• **Exercise description**
Repeat the lines from the one containing "What data populates" through the last line of the data, exactly, pictures omitted.

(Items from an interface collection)
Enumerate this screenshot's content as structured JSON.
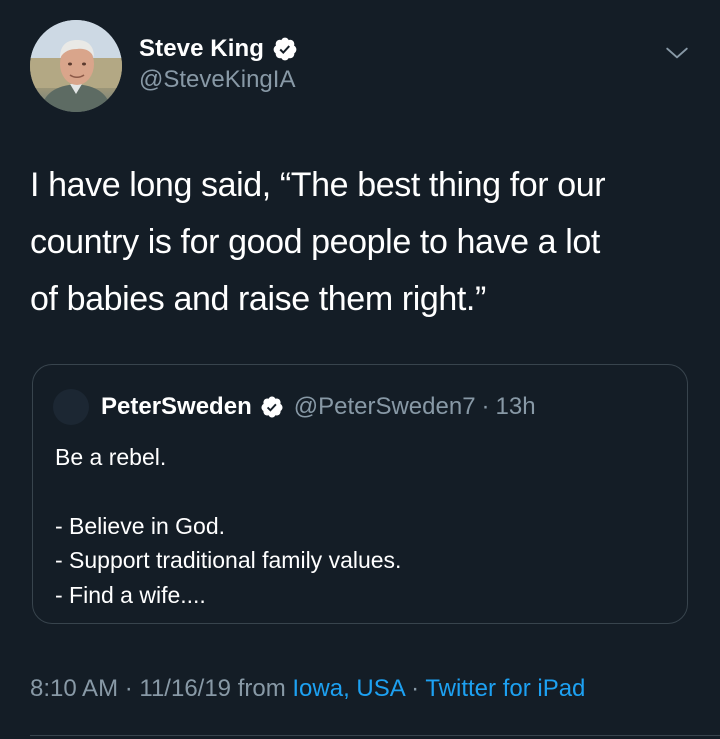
{
  "tweet": {
    "author": {
      "display_name": "Steve King",
      "handle": "@SteveKingIA",
      "verified": true
    },
    "text_lines": [
      "I have long said, “The best thing for our",
      "country is for good people to have a lot",
      "of babies and raise them right.”"
    ],
    "quoted": {
      "display_name": "PeterSweden",
      "handle": "@PeterSweden7",
      "separator": "·",
      "time": "13h",
      "lines": [
        "Be a rebel.",
        "",
        "- Believe in God.",
        "- Support traditional family values.",
        "- Find a wife...."
      ]
    },
    "meta": {
      "time": "8:10 AM",
      "sep1": " · ",
      "date": "11/16/19",
      "from": " from ",
      "location": "Iowa, USA",
      "sep2": " · ",
      "source": "Twitter for iPad"
    }
  },
  "icons": {
    "verified": "verified-badge-icon",
    "menu": "chevron-down-icon"
  },
  "colors": {
    "background": "#141d26",
    "text": "#ffffff",
    "secondary": "#8899a6",
    "link": "#1da1f2",
    "border": "#38444d"
  }
}
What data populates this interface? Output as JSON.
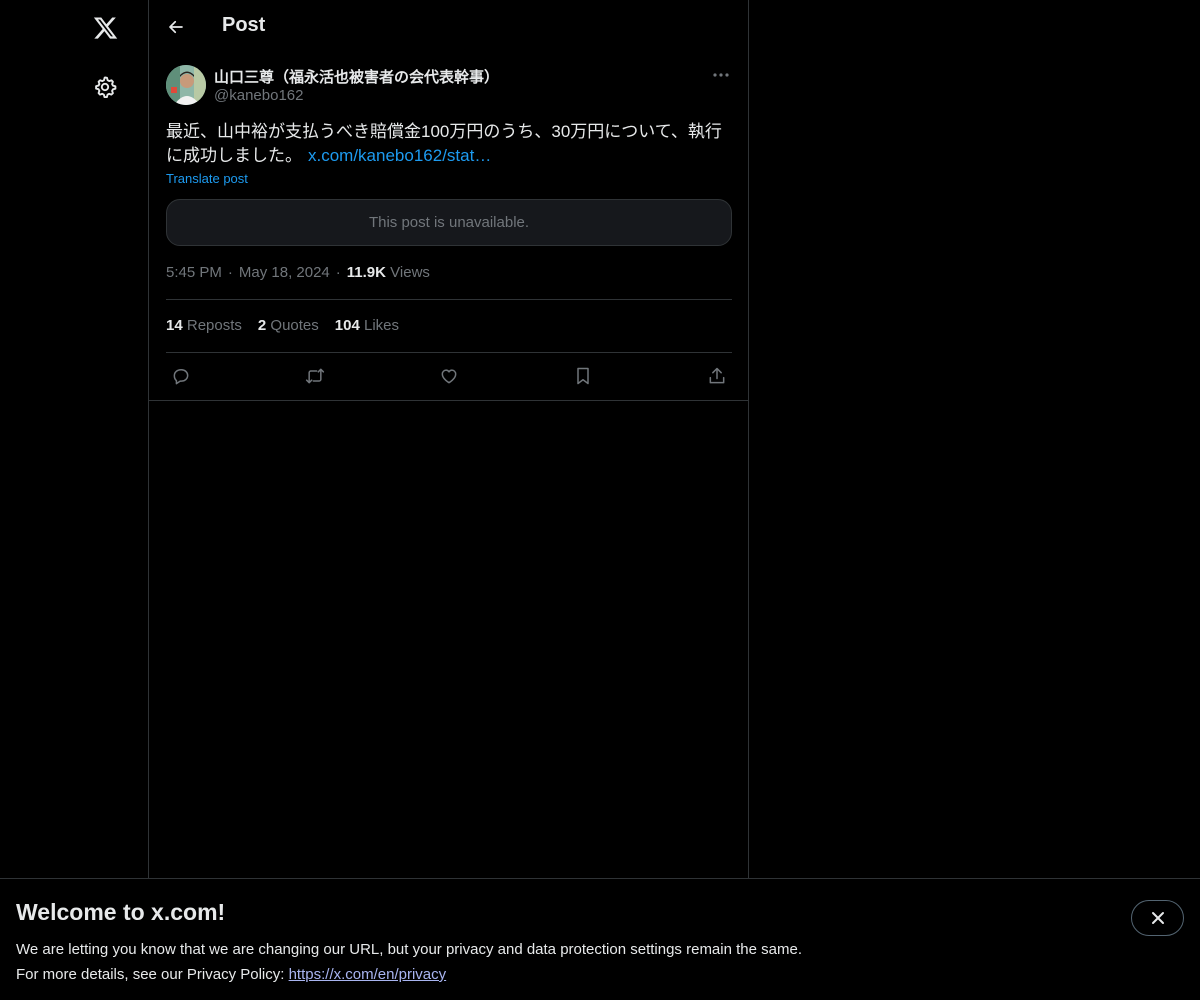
{
  "nav": {
    "logo_icon": "x-logo-icon",
    "settings_icon": "gear-icon"
  },
  "header": {
    "back_icon": "arrow-left-icon",
    "title": "Post"
  },
  "post": {
    "author_name": "山口三尊（福永活也被害者の会代表幹事）",
    "author_handle": "@kanebo162",
    "text": "最近、山中裕が支払うべき賠償金100万円のうち、30万円について、執行に成功しました。",
    "link_text": "x.com/kanebo162/stat…",
    "translate_label": "Translate post",
    "quoted_unavailable": "This post is unavailable.",
    "time": "5:45 PM",
    "date": "May 18, 2024",
    "views_count": "11.9K",
    "views_label": "Views",
    "reposts_count": "14",
    "reposts_label": "Reposts",
    "quotes_count": "2",
    "quotes_label": "Quotes",
    "likes_count": "104",
    "likes_label": "Likes"
  },
  "banner": {
    "title": "Welcome to x.com!",
    "line1": "We are letting you know that we are changing our URL, but your privacy and data protection settings remain the same.",
    "line2_prefix": "For more details, see our Privacy Policy: ",
    "privacy_link": "https://x.com/en/privacy"
  },
  "colors": {
    "background": "#000000",
    "text": "#e7e9ea",
    "secondary": "#71767b",
    "accent": "#1d9bf0",
    "border": "#2f3336"
  }
}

• **Result of this task**
What data populates this interface? Output as JSON.
{
  "nav": {
    "logo_icon": "x-logo-icon",
    "settings_icon": "gear-icon"
  },
  "header": {
    "back_icon": "arrow-left-icon",
    "title": "Post"
  },
  "post": {
    "author_name": "山口三尊（福永活也被害者の会代表幹事）",
    "author_handle": "@kanebo162",
    "text": "最近、山中裕が支払うべき賠償金100万円のうち、30万円について、執行に成功しました。",
    "link_text": "x.com/kanebo162/stat…",
    "translate_label": "Translate post",
    "quoted_unavailable": "This post is unavailable.",
    "time": "5:45 PM",
    "date": "May 18, 2024",
    "views_count": "11.9K",
    "views_label": "Views",
    "reposts_count": "14",
    "reposts_label": "Reposts",
    "quotes_count": "2",
    "quotes_label": "Quotes",
    "likes_count": "104",
    "likes_label": "Likes"
  },
  "banner": {
    "title": "Welcome to x.com!",
    "line1": "We are letting you know that we are changing our URL, but your privacy and data protection settings remain the same.",
    "line2_prefix": "For more details, see our Privacy Policy: ",
    "privacy_link": "https://x.com/en/privacy"
  },
  "colors": {
    "background": "#000000",
    "text": "#e7e9ea",
    "secondary": "#71767b",
    "accent": "#1d9bf0",
    "border": "#2f3336"
  }
}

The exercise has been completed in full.